Three years ago, right before Worlds AIDS Day, I had the honor to write about a pastor in my hometown who was open about her HIV-positive status.
She had even been named “The HIV Minister.”
During the conversation, she told me about her life that included years of drug addiction.
It was only after her husband informed her that he had the disease that she was prompted to get tested.
Her husband eventually died, but in her opinion, he didn’t just die from the disease. He died from the stigma and shame of it.
That’s why she made it a point to put a face to it and humanize it.
I remember thinking how brave she was for putting herself out there in that way.
I knew it couldn’t have been an easy decision given her role in the church. It’s sometimes difficult to accept that religious leaders had lives before they were called by their higher power.
I struggled through the article.
I wanted it to not only shed light on the courageous woman, but also be informative about the disease, as well as the special service at her church. I also struggled through it because it hit so close to home.
When I was in middle school, I learned that a friend of the family was suffering with the disease.
I was young, but was old enough to understand that there wasn’t a cure and that it was life-threatening.
That night, my siblings and I were all huddled around the giant wood-grained console television that sat on the floor.
It was my first time watching "Titanic."
We were right at the part when the ship hit the iceberg and the tragedy ensued.
It felt like another tragedy occurred when my aunt, who was the bearer of bad news, told us what was going on. We struggled to make sense of what it meant.

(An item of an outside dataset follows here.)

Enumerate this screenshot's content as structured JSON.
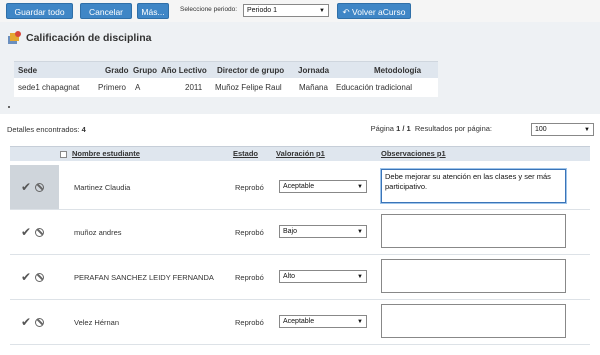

As kids, we just knew the basics of what was published in our outdated health books. We asked questions about eating off the same silverware and plates. We just didn’t know all of the specifics on how it was transmitted.
I think I took it the hardest because of what that person meant to me. It was very clear that there was a possibility that this could be the last year, maybe even months, I would see them. Unfortunately, it was.

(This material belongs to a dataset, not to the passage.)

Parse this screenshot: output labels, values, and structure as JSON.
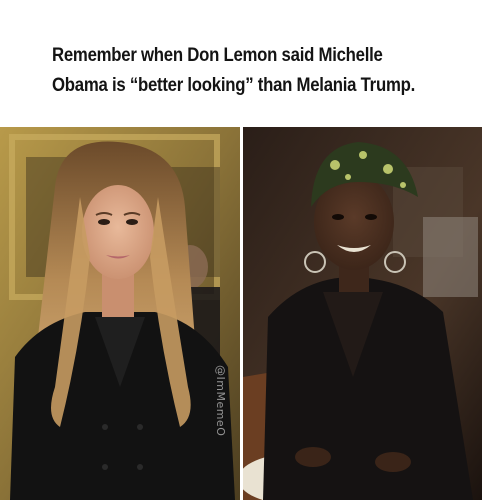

I’m embarrassed to write this, but as much as that person meant to me, they rarely ever cross my mind.
I think the last time I spoke (or thought) about them was over Fourth of July weekend during a conversation with two of my brothers.
But today on World AIDS Day, I want to remember.
I remember the curves of their face. I remember how they’d twist the ends of pillowcases. I never understood it, but I suppose it was soothing.
I remember their gapped smile.
I also remember how they’d wipe boogers on the wall.
It was something that my siblings and I joked about during their final days. I remember how my heart stopped when I met their identical twin for the first time.
I seriously thought I was going to faint.
Perhaps more than anything, I remember those last days almost waiting for the end.
I remember the pain of watching them suffer.
I remember the awkwardness and uncertainty of how to just be there for them, when it once came so natural.
I remember noticing how that person, who was typically a bigger person, could barely fit into their jeans that loosely sat around their waist. It definitely wasn’t easy.
I don’t know if they learned they had the aggressive disease too late, or if it was like the pastor said, the shame of it.
Either way, while I may not have remembered to think of them, I will always remember the cause of their death and that it is preventable.
And you should too.